And instead we got studies from consulting groups about the impact of promise neighborhoods and they reached such finding as there was better communication between head start and nutrition programs. Whoa, so-

Brian Anderson: It lost sight of the whole mission.

Howard Husock: It did. It started to see the trees and not the forest.

Brian Anderson: Fascinating. Howard, we mentioned at the top of the show that you're the director of our civil society program here at the Manhattan Institute. In a way that is an extension of the interests that are explored in this book.

Would you take a little bit of time to talk about the winners of that program and what makes you excited about it? Describe the program a little bit because many of our listeners may not know about it.

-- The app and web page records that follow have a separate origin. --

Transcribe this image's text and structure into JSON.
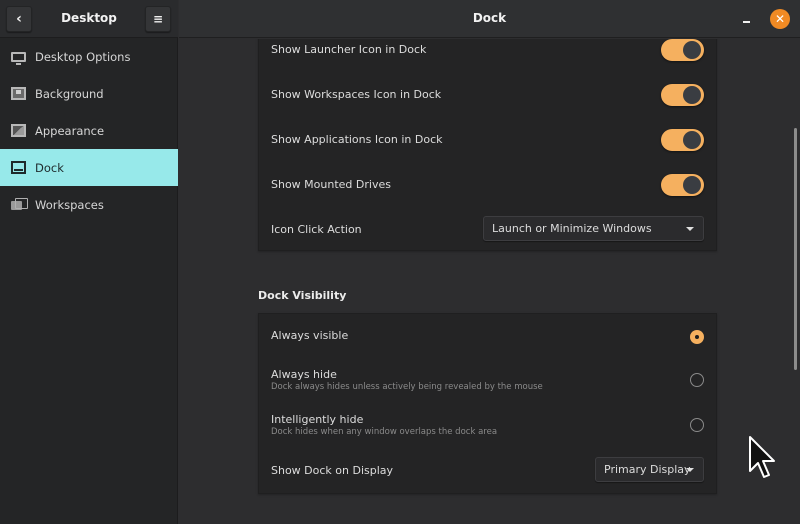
{
  "sidebar": {
    "title": "Desktop",
    "back_icon": "chevron-left-icon",
    "menu_icon": "hamburger-menu-icon",
    "items": [
      {
        "label": "Desktop Options",
        "icon": "monitor-icon",
        "active": false
      },
      {
        "label": "Background",
        "icon": "wallpaper-icon",
        "active": false
      },
      {
        "label": "Appearance",
        "icon": "appearance-icon",
        "active": false
      },
      {
        "label": "Dock",
        "icon": "dock-icon",
        "active": true
      },
      {
        "label": "Workspaces",
        "icon": "workspaces-icon",
        "active": false
      }
    ]
  },
  "header": {
    "title": "Dock",
    "minimize_glyph": "",
    "close_glyph": "✕"
  },
  "dock_items": {
    "rows": [
      {
        "label": "Show Launcher Icon in Dock",
        "enabled": true
      },
      {
        "label": "Show Workspaces Icon in Dock",
        "enabled": true
      },
      {
        "label": "Show Applications Icon in Dock",
        "enabled": true
      },
      {
        "label": "Show Mounted Drives",
        "enabled": true
      }
    ],
    "icon_click_action": {
      "label": "Icon Click Action",
      "value": "Launch or Minimize Windows"
    }
  },
  "dock_visibility": {
    "title": "Dock Visibility",
    "options": [
      {
        "label": "Always visible",
        "description": "",
        "selected": true
      },
      {
        "label": "Always hide",
        "description": "Dock always hides unless actively being revealed by the mouse",
        "selected": false
      },
      {
        "label": "Intelligently hide",
        "description": "Dock hides when any window overlaps the dock area",
        "selected": false
      }
    ],
    "display": {
      "label": "Show Dock on Display",
      "value": "Primary Display"
    }
  },
  "colors": {
    "accent": "#f5b05f",
    "sidebar_active": "#97e9ea",
    "close_button": "#f08a24"
  }
}
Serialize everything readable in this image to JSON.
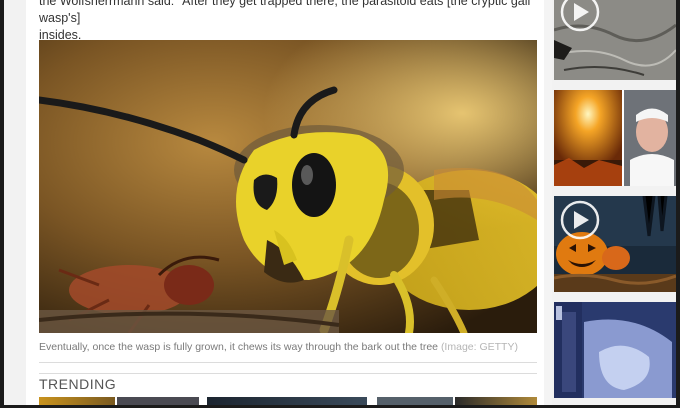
{
  "article": {
    "text_line1": "the Wolfsherrmann said: \"After they get trapped there, the parasitoid eats [the cryptic gall wasp's]",
    "text_line2": "insides.",
    "image_caption": "Eventually, once the wasp is fully grown, it chews its way through the bark out the tree",
    "image_credit": "(Image: GETTY)"
  },
  "trending": {
    "heading": "TRENDING"
  },
  "sidebar": {
    "thumbnails": [
      {
        "subject": "cave wall with worms",
        "has_video": true
      },
      {
        "subject": "apocalyptic light and pope",
        "has_video": false
      },
      {
        "subject": "halloween pumpkins",
        "has_video": true
      },
      {
        "subject": "night vision camera",
        "has_video": false
      }
    ]
  },
  "icons": {
    "play": "play-icon"
  }
}
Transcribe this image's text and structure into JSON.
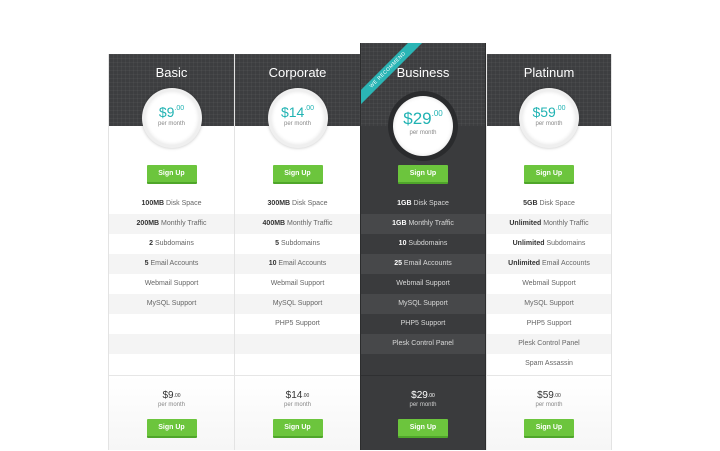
{
  "accent_color": "#21b3b3",
  "button_color": "#6cc53d",
  "plans": [
    {
      "name": "Basic",
      "currency": "$",
      "price": "9",
      "cents": ".00",
      "period": "per month",
      "signup": "Sign Up",
      "features": [
        {
          "b": "100MB",
          "t": " Disk Space"
        },
        {
          "b": "200MB",
          "t": " Monthly Traffic"
        },
        {
          "b": "2",
          "t": " Subdomains"
        },
        {
          "b": "5",
          "t": " Email Accounts"
        },
        {
          "b": "",
          "t": "Webmail Support"
        },
        {
          "b": "",
          "t": "MySQL Support"
        },
        {
          "b": "",
          "t": ""
        },
        {
          "b": "",
          "t": ""
        },
        {
          "b": "",
          "t": ""
        }
      ]
    },
    {
      "name": "Corporate",
      "currency": "$",
      "price": "14",
      "cents": ".00",
      "period": "per month",
      "signup": "Sign Up",
      "features": [
        {
          "b": "300MB",
          "t": " Disk Space"
        },
        {
          "b": "400MB",
          "t": " Monthly Traffic"
        },
        {
          "b": "5",
          "t": " Subdomains"
        },
        {
          "b": "10",
          "t": " Email Accounts"
        },
        {
          "b": "",
          "t": "Webmail Support"
        },
        {
          "b": "",
          "t": "MySQL Support"
        },
        {
          "b": "",
          "t": "PHP5 Support"
        },
        {
          "b": "",
          "t": ""
        },
        {
          "b": "",
          "t": ""
        }
      ]
    },
    {
      "name": "Business",
      "ribbon": "WE RECOMMEND",
      "currency": "$",
      "price": "29",
      "cents": ".00",
      "period": "per month",
      "signup": "Sign Up",
      "features": [
        {
          "b": "1GB",
          "t": " Disk Space"
        },
        {
          "b": "1GB",
          "t": " Monthly Traffic"
        },
        {
          "b": "10",
          "t": " Subdomains"
        },
        {
          "b": "25",
          "t": " Email Accounts"
        },
        {
          "b": "",
          "t": "Webmail Support"
        },
        {
          "b": "",
          "t": "MySQL Support"
        },
        {
          "b": "",
          "t": "PHP5 Support"
        },
        {
          "b": "",
          "t": "Plesk Control Panel"
        },
        {
          "b": "",
          "t": ""
        }
      ]
    },
    {
      "name": "Platinum",
      "currency": "$",
      "price": "59",
      "cents": ".00",
      "period": "per month",
      "signup": "Sign Up",
      "features": [
        {
          "b": "5GB",
          "t": " Disk Space"
        },
        {
          "b": "Unlimited",
          "t": " Monthly Traffic"
        },
        {
          "b": "Unlimited",
          "t": " Subdomains"
        },
        {
          "b": "Unlimited",
          "t": " Email Accounts"
        },
        {
          "b": "",
          "t": "Webmail Support"
        },
        {
          "b": "",
          "t": "MySQL Support"
        },
        {
          "b": "",
          "t": "PHP5 Support"
        },
        {
          "b": "",
          "t": "Plesk Control Panel"
        },
        {
          "b": "",
          "t": "Spam Assassin"
        }
      ]
    }
  ]
}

Howard Husock: So here at the Institute we run something called the Civil Society Awards Program, and it's predicated in the idea that we at the Institute are generally about public policy, trying to correct public policy mistakes and propose better public policies.

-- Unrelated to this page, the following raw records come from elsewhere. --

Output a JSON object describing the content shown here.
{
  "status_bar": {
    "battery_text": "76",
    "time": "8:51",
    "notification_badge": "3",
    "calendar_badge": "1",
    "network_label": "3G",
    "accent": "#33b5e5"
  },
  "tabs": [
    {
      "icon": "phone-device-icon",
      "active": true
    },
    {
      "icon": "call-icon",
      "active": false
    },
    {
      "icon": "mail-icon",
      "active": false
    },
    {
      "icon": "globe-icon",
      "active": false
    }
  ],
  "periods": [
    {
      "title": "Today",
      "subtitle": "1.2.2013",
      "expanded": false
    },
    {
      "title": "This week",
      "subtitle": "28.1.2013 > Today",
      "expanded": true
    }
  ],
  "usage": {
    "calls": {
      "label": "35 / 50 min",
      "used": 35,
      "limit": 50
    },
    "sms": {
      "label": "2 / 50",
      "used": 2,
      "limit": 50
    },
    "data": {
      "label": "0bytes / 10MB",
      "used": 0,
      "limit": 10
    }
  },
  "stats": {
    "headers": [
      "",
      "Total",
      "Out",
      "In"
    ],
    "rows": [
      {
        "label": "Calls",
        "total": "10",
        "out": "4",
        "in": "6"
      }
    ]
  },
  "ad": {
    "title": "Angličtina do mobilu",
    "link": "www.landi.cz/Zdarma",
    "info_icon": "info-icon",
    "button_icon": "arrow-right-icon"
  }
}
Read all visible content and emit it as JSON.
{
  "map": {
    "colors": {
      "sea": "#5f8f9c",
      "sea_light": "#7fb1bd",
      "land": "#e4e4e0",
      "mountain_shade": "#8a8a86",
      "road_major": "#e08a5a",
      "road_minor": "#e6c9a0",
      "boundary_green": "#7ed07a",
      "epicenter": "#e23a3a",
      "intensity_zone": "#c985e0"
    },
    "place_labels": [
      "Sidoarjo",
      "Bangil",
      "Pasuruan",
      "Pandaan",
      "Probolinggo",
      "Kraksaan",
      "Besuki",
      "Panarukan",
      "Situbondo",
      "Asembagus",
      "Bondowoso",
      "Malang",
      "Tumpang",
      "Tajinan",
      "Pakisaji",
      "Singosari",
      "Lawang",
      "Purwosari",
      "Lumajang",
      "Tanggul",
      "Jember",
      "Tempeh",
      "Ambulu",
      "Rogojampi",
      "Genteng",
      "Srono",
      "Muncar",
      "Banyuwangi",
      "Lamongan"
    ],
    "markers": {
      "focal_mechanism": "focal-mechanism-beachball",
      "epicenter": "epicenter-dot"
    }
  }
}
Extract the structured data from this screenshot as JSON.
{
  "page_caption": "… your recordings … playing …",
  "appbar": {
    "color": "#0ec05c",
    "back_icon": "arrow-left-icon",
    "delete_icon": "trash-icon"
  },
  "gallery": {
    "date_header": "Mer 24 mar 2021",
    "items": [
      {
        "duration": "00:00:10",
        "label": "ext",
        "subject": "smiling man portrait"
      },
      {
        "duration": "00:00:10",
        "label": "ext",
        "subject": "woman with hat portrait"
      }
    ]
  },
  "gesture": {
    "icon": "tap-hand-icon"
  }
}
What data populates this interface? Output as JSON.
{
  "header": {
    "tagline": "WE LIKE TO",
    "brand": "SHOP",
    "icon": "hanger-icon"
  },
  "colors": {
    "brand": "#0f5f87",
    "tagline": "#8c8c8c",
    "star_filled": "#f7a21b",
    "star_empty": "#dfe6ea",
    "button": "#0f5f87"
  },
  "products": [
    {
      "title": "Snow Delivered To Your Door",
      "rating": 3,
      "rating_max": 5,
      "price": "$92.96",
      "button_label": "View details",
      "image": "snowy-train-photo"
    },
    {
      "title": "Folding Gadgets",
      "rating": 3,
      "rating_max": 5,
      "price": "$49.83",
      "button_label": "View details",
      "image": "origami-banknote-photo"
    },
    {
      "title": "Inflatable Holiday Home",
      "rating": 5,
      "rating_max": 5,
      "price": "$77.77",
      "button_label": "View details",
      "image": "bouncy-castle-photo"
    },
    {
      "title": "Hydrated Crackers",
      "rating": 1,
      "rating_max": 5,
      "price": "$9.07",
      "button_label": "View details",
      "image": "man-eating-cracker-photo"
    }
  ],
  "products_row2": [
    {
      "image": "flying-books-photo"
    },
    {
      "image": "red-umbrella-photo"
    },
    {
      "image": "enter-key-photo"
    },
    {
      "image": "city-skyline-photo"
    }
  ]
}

But it's also integral to our mission to understand that government is not the right vehicle for doing everything. And that's really the proposition that I support through historical argument in the book.

And the good news is that there really are still organizations out there who are in an independent civil society, who are spotting needs and doing something about them on their own. And that's what we do through this awards program.

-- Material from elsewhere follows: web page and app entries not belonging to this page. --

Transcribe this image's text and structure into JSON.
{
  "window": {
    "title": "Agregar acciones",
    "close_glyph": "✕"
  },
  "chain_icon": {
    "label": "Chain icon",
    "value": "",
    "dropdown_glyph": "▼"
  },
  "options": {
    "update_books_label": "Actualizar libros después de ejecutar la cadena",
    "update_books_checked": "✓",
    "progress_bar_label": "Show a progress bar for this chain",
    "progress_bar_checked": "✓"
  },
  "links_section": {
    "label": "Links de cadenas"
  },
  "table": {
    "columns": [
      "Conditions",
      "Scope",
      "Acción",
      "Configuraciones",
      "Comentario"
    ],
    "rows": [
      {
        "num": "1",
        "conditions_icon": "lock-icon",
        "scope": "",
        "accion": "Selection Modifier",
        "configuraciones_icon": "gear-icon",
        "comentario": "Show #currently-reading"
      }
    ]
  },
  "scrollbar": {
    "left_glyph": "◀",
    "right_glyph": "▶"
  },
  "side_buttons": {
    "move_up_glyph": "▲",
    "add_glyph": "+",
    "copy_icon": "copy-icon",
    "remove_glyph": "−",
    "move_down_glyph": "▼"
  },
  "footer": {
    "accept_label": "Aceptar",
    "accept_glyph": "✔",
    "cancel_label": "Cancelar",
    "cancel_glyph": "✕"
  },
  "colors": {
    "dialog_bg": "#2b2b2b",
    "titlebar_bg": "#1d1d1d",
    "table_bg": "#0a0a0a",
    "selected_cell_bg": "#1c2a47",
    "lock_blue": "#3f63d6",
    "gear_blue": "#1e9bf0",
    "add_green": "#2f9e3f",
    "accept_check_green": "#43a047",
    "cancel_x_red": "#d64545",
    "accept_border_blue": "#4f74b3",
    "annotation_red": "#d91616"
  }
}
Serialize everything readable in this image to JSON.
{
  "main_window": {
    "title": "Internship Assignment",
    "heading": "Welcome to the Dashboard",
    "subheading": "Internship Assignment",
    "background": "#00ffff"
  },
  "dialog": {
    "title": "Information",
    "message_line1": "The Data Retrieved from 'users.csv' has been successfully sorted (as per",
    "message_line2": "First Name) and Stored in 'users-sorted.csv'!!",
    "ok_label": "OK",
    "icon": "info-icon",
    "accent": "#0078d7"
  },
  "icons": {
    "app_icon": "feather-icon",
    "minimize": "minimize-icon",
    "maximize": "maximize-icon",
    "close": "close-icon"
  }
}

We solicit nominations from around the country, a lot of times from community foundations, which that itself is a great and interesting movement around the country. These local foundations that have sprung up with local donors' money.

And the organizations that we find out about are often doing the formative work that Charles Loring Brace was doing. So one of my favorite programs are our award winner this year, we're going to announce them, make the awards here in Manhattan.

October 16th there's something called English as a Second Language of Nevada and it's run by... It was founded by a woman in her 80s, and Florence Phillips originally from New York had the idea that we're so many immigrants who are around here in Carson City, Nevada, in Reno, Nevada.

They're working the night shift at the casinos as cooks, and what they really want is to learn English so they can make their way in this country. And she organized a group of what has now become more than 300 volunteers. What they do different from government run programs like the ones you find at community colleges, they go to people's houses.

They have curricula that have been tested, so you don't have to be an experienced teacher to help, and they walk these new immigrants and their children through English lessons. Hundreds of them have gone on to become American citizens. This is directly in the tradition of the settlement house of the teaching of bourgeois values, and can it happen in every community?

Well, we need people to find out about it and say, I want to do that in my community. So what I'd like to say is can we change the course, the downward course of bourgeois norms in the upward course of government that I described in the book? And the answer is yes, but it's not going to be through a new government program.

We've been so acculturated to the idea there's going to be a new war on poverty, there's going to be a new bolt from the blue in Washington that's going to change everything. No, we have to build it ourselves brick by brick, getting involved in the YMCA, getting involved in the Rotary club, the Lion's club revivifying, these kinds of institutions. That's how we'll take back a civil society-

Brian Anderson: And bring it back to life.

Howard Husock: Right, revivify.

Brian Anderson: Yes. Don't forget, listeners, please to check out Howard Husock's excellent new book, Who Killed Civil Society? You can find it on Amazon, wherever books are sold. We'll link to it in the description. It's called Who Killed Civil Society?

You can also find City Journal on Twitter @CityJournal and Instagram @cityjournal_mi. And always, if you like what you've heard on the podcast, give us a rating on iTunes.

Thanks for listening and thanks Howard very much for joining us.

Howard Husock: Thanks Brian.

Photo: South_agency/iStock

More from 10 Blocks